You research the stage, the venue before the drive 

as much to decide what to wear as what to read.  

You learn to do this, which part of your body to cover,    

what skin to show for the red carpet or the dirt road,

the slow and easy drawl in the baseball cap

or the literati with the queer scruff and bag.

You do this naked or in drag and sometimes 

these terms reverse their definitions     

depending on your mood or the weather,   

depending on the city. Still the pretty girls will always 

smile when you say husband 

and this is how the world has changed,

though how many times you say it and in what accent 

is measured for presentation. Or protection.

In California you’re entertainment. 

In Mississippi you’re education.   

There are still freshmen who’ve never met 

a person who is openly gay and writing about it.

This is mostly in the south, in rural schools

with dry counties and curiosities wet with prohibition. 

Then there are classrooms full of students who

don’t believe in labels at all, or coming out,     

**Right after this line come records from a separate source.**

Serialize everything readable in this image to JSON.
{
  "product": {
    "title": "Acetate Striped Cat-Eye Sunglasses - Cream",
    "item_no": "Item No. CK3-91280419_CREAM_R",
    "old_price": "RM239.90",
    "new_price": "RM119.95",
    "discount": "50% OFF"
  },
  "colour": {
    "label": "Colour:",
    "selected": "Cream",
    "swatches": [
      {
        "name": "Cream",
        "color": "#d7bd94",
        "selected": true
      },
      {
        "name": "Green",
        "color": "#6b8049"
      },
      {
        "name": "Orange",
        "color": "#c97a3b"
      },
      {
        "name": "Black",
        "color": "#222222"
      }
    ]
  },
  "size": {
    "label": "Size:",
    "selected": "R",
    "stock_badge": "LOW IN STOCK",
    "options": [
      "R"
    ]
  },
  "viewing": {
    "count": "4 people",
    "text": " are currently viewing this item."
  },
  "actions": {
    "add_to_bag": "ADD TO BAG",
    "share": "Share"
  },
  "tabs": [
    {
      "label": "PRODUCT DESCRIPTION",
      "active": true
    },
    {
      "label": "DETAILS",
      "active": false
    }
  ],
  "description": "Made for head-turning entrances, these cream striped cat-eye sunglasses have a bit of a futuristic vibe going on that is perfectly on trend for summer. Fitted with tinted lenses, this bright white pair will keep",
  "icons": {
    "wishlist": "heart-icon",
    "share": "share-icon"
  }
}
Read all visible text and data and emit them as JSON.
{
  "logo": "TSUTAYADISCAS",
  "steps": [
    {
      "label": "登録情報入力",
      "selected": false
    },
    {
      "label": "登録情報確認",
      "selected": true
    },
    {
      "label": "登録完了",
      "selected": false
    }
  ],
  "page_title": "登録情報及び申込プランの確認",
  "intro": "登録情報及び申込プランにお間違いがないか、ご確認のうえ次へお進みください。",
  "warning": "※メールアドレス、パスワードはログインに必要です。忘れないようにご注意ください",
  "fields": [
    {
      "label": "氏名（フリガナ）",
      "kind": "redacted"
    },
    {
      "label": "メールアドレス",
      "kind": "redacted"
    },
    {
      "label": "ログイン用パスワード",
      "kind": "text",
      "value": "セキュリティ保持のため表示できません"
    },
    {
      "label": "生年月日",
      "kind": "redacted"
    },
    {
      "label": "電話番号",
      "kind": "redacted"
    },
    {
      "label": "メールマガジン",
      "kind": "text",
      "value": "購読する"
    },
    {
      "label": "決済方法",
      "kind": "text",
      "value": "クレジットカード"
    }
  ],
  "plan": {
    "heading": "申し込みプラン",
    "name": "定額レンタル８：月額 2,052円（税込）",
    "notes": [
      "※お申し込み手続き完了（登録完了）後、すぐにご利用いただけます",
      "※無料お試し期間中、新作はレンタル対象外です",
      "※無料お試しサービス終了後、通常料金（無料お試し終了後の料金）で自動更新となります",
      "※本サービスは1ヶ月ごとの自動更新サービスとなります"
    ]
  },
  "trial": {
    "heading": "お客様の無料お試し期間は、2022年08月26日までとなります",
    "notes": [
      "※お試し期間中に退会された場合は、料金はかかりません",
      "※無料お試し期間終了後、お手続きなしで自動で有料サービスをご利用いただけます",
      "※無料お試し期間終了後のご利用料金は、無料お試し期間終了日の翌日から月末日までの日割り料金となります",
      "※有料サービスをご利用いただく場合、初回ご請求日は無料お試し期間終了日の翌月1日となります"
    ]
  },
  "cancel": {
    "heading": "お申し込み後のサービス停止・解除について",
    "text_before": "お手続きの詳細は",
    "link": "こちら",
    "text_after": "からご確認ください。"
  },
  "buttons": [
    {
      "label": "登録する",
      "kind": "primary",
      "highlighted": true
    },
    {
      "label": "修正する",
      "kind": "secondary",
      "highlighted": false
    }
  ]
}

each row of desks a different color 

on a spectrum they dreamed after you woke.     

There are no lines. They all hold hands.     

Across the country you change 

the game plan on the fly, the set lists,

asking the audiences if they want it 

dirty or if they want it sweet.

No smiles means you’re a missionary poet tonight. 

Laughter means you might go home with someone,

end up in their bed, one way or another.

Your books on their floor. 

Your words in their head.


Isn’t there something about the ocean

the first moment it comes into view

it’s like waking up next to someone you love

or next to someone you have wanted so badly to love 

or next to someone you love

but maybe have forgotten you love

or at least forgotten 

you love like this.

Second Leg

It takes a moment to return to you:

the fake air, the time zones, the noise

of everything else. It takes a moment to 

remove all the clothes I over pack,

all the falsities I wear 

when you aren’t there. It takes a sea 

change to let that stranger die, 

to pry his hand open and let go, let him

evaporate into our living

room, where, in just a day or two, 

I’ll stand in the open doorway, forgetting

I’m naked, and you’ll have to push me 

out of view of the neighbors.


Author Bio

Bryan Borland is founding publisher of Sibling Rivalry Press and founding editor of Assaracus: A Journal of Gay Poetry. He is author of DIG (Stillhouse Press),which was a finalist for the Lambda Literary Award in Gay Poetry and a Stonewall Honor Book in Literature as selected by the American Library Association. He is a Lambda Fellow in Poetry and a recipient of the Judith A. Markowitz Emerging Writer Award. He lives in Arkansas with his husband,the poet Seth Pennington.